Growing up in a Black Baptist family in Texas, I constantly wished for the opportunity to have meaningful, comprehensive conversations about sex and sexuality in my community.
The federal government and many states across the country, including Texas, do not mandate that schools teach sex education. In many of these states, schools that opt-in to teach sex education must stress abstinence as the preferred means of birth control, devoting more attention to promoting abstinence than arming students with important information about their health and sexuality.
The state of culturally responsive and informative sex-ed was discouraging when I was in high school. I did not believe that it could get worse, but it did.
This past year we have seen a rise in attacks on access to critical information that helps students grow into healthy, well-rounded, and informed adults.
We’ve seen it with white parents pushing to limit education on racism under the guise of protecting young people and family values, we saw Texas Gov. Greg Abbott insinuating that information on sex and sexuality is harmful sexual material, and this month, Florida Gov. Ron DeSantis supported a bill that would prohibit talking about gender identity and sexuality in schools, calling conversations on these topics “entirely inappropriate.” According to GLSEN, the school climates in both Florida and Texas are not safe for most LGBTQ students.
Education has become so stigmatized that educators are intentionally ignoring discussions about LGBTQ relationships and other issues vital to young men that have sex with men (YMSM). Missing out on these conversations is damaging to young queer people, especially those in the Black and Latine communities.
Unlike our white and straight counterparts, Black and brown YMSM are often invalidated by the education systems, which can have long term impacts on our health and development. My educational institutions have not created spaces for me to be taught about HIV prevention and YMSM interactions, even though young people ages 15-24 accounted for almost half of the 26 million new STIs in 2018.
The statistics get even worse for young people with intersecting identities; in 2011, Black YMSM accounted for 58 percent of HIV diagnoses among those 13-24. Latine YMSM accounted for 20%.
A 2021 survey by The Trevor Project found that 42 percent of the 35,000 LGBTQ youth surveyed seriously considered attempting suicide last year, and of that number, 21 percent of Black youth and 18 percent of Latine youth seriously considered attempting suicide.
Young people desperately need safe spaces to address topics specific to Black and Latino YMSM including cultural and social norms, relationship dynamics, the impact of racism and homophobia, and HIV and STI risk.
Despite these alarming numbers, politicians across the country and in my home state of Texas are working overtime to silence conversations about sexuality, sex, and race, making it even harder for today’s young people to grow into physically and mentally healthy, informed adults.

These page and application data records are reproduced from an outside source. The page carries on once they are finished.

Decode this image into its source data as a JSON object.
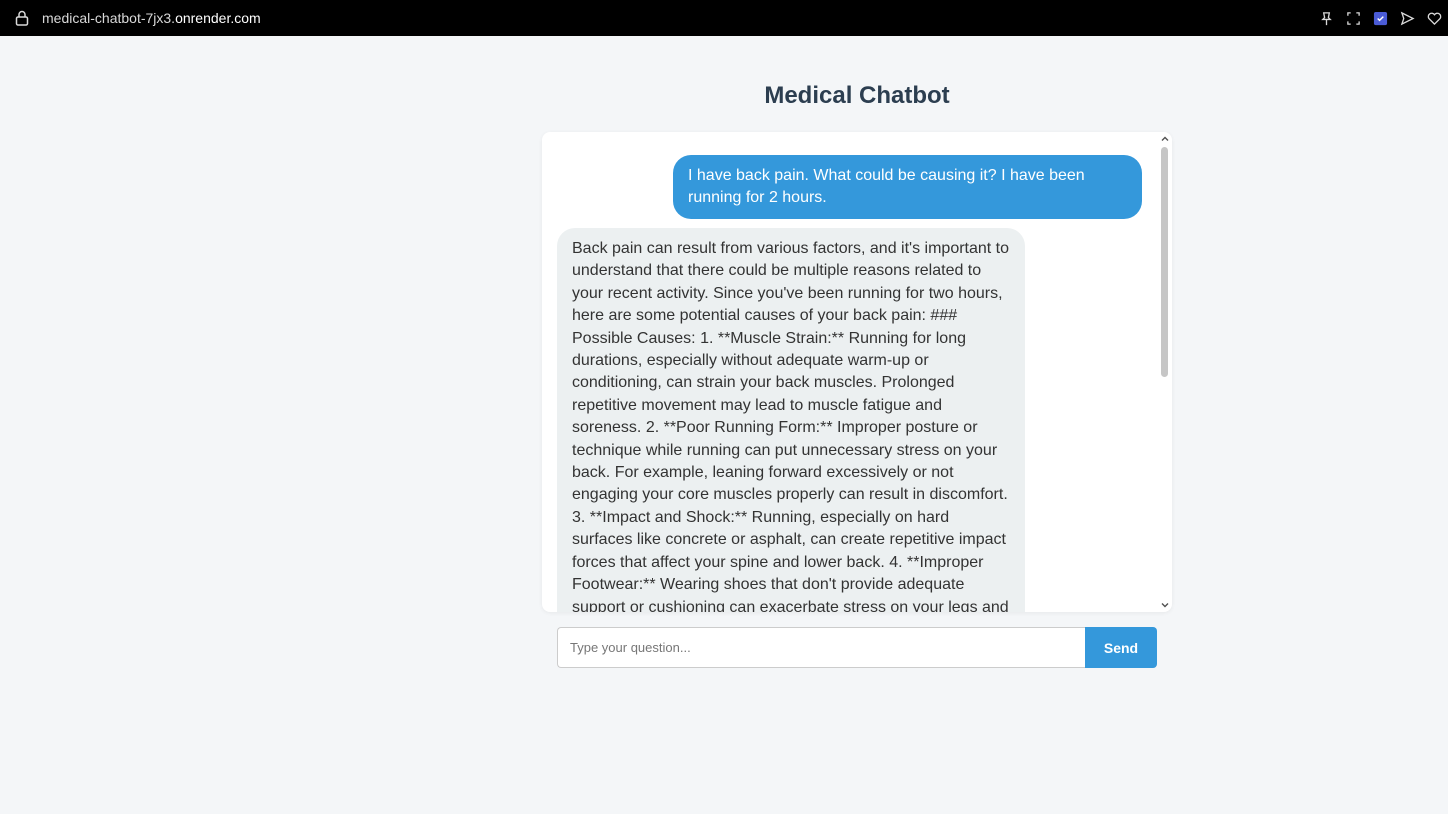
{
  "browser": {
    "url_prefix": "medical-chatbot-7jx3.",
    "url_domain": "onrender.com",
    "icons": [
      "pin-icon",
      "screenshot-icon",
      "shield-icon",
      "send-icon",
      "heart-icon"
    ]
  },
  "page": {
    "title": "Medical Chatbot"
  },
  "messages": {
    "user": "I have back pain. What could be causing it? I have been running for 2 hours.",
    "bot": "Back pain can result from various factors, and it's important to understand that there could be multiple reasons related to your recent activity. Since you've been running for two hours, here are some potential causes of your back pain: ### Possible Causes: 1. **Muscle Strain:** Running for long durations, especially without adequate warm-up or conditioning, can strain your back muscles. Prolonged repetitive movement may lead to muscle fatigue and soreness. 2. **Poor Running Form:** Improper posture or technique while running can put unnecessary stress on your back. For example, leaning forward excessively or not engaging your core muscles properly can result in discomfort. 3. **Impact and Shock:** Running, especially on hard surfaces like concrete or asphalt, can create repetitive impact forces that affect your spine and lower back. 4. **Improper Footwear:** Wearing shoes that don't provide adequate support or cushioning can exacerbate stress on your legs and"
  },
  "input": {
    "placeholder": "Type your question...",
    "send_label": "Send"
  },
  "colors": {
    "accent": "#3498db",
    "title": "#2c3e50",
    "bot_bubble": "#ecf0f1",
    "page_bg": "#f4f6f8"
  }
}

The current campaign to silence conversations around LGBTQ issues and race is growing and the fight for sexual equity and fair educational opportunities for LGBTQ youth, particularly for those in marginalized communities, needs to be just as intense.
That is why I helped develop Advocates for Youth’s Get Your Life (GYL) program, a group-based HIV prevention curriculum designed for Black and Latino YMSM ages 14-19 years old.
The workshops are a space to build community, make friends and develop skills to navigate sexual health. Additionally, the program increases YMSM’s awareness of how cultural, social, and religious norms interact with HIV and sexual relationship dynamics.
The sessions offer much-needed conversations on positive self-image and partner communication skills. Through the expert-backed guide, GYL increases participants’ confidence and knowledge about HIV prevention, treatment, and PrEP. This program has allowed me to explore my identity through a culturally responsive and sex-positive lens and has been instrumental in breaking down the egregious influences racism and homophobia have had on me.
Black YMSM face increased disparities and we need spaces that allow LGBTQ youth of color to learn about and discuss the influence of racism and homophobia on HIV risk. Especially within a society that is increasingly labeling our identities as divisive and inappropriate for young people, young people who feel scared or alone because of these legislative attacks deserve to know they have a community to help them navigate STI prevention and YMSM interactions.
The best thing that our community can do to support Black YMSM is to uplift resources such as GYL, share non-stigmatizing messages about HIV prevention, treatment, and care— and most importantly, trust us when we tell you what we need.
Jaden Turner-Oliphant is a senior studying Political Science at Sewanee: The University of the South. He is a member of Advocates for Youth’s Youth Resource Leadership Program.